Moore says that approach would have made a difference in her own treatment. “If you have something to do, it is tremendously helpful,” she says. “For me, it was finding things that I enjoy,” like volunteering in high schools and community centres to promote mental health and resiliency. Being passionate about something, she says, is helpful for getting through the feelings of hopelessness.
CAPA is working: at the IWK Health Centre in Halifax, where Pajer first pioneered the model in North America, wait times for the mental health program have dropped from over seven months to under 10 weeks. At the Children’s Hospital of Eastern Ontario, where she brought the program in 2014, one in four patients typically has no need to return to the hospital after the first appointment, instead improving on their own or with support from a community agency.
Patients who do need extra help attend “partnership” sessions, a word used in CAPA to emphasize collaboration. If a child’s aggression is rooted in depression, the partnership may include cognitive behaviour therapy. If a teenager is anxious and having significant trouble attending school, she or he could be steered into a program at that offers curriculum along with treatment, or to a mental health treatment unit in one of the local high schools.
Having made their way from the Maritimes to the nation’s capital, CAPA-like strategies are now being implemented in hospitals across Ontario. Corine Carlisle, a psychiatrist at the CAMH in Toronto, is having success with group orientation sessions, usually held within a week of referral, that offer a variety of treatment options. Carlisle’s program encourages youth to set their own treatment goals, and families are connected with community resources as close to home as possible. To further reduce barriers, patients don’t need a doctor’s note. Youth can refer themselves for treatment at the right time for them — when they are ready and motivated.
Kim Moran, executive director of Children’s Mental Health Ontario, says she is encouraged by CAPA’s success. She adds that several Ontario community-based mental health agencies are looking at similar models, but more needs to be done. According to data collected in November 2016 by roughly 90 children’s mental health centres in Ontario, more than 12,000 troubled children and teens wait up to a year and a half to receive treatment in the community. The longest waits are still in Ottawa.
In part, Moran says, that’s because community agencies don’t have the resources to deal with the demand. So Pajer, who says she is “on a personal mission to get things fixed,” is working alongside community mental health agencies and hospitals in eastern Ontario to expand the use of CAPA where services are lacking.

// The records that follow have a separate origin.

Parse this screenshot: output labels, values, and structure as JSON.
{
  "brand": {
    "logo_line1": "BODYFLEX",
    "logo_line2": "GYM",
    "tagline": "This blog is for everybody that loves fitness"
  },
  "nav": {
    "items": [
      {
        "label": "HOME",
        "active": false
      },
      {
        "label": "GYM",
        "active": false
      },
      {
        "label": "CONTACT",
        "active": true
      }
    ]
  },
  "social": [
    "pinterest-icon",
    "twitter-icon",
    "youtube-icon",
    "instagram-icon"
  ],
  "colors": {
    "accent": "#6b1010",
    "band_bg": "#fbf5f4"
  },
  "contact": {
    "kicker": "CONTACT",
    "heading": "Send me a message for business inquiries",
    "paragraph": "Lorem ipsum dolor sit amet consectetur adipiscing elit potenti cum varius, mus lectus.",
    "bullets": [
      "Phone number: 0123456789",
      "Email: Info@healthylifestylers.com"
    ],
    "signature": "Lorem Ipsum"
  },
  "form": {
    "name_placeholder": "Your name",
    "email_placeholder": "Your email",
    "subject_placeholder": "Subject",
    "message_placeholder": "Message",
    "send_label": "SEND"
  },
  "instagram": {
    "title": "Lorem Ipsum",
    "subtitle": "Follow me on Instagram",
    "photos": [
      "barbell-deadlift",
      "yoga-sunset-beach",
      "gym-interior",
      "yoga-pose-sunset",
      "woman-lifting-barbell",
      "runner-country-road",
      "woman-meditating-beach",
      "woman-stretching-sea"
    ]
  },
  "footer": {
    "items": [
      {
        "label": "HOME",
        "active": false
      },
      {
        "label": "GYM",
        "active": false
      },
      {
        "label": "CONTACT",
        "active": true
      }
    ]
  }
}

Moore, who shares her own struggles with mental health at public speaking events, says that while she’s glad the stigma surrounding mental illness has diminished, it’s crucial to address access problems. “When I was unwell and knew I needed help, all I wanted in the world was to receive treatment and get better,” she says. “If we can do that for other youth in the future — and faster — that would be amazing.”
Rebecca Fortin is a 2017 Global Journalism Fellow with the Munk School of Global Affairs with expertise in public health promotion.
May we have a moment of your time?
Our public funding only covers some of the cost of producing high-quality, balanced content. We depend on the generosity of people who believe we all should have access to accurate, fair journalism. Caring people just like you!
Get Current Affairs & Documentaries email updates in your inbox every morning.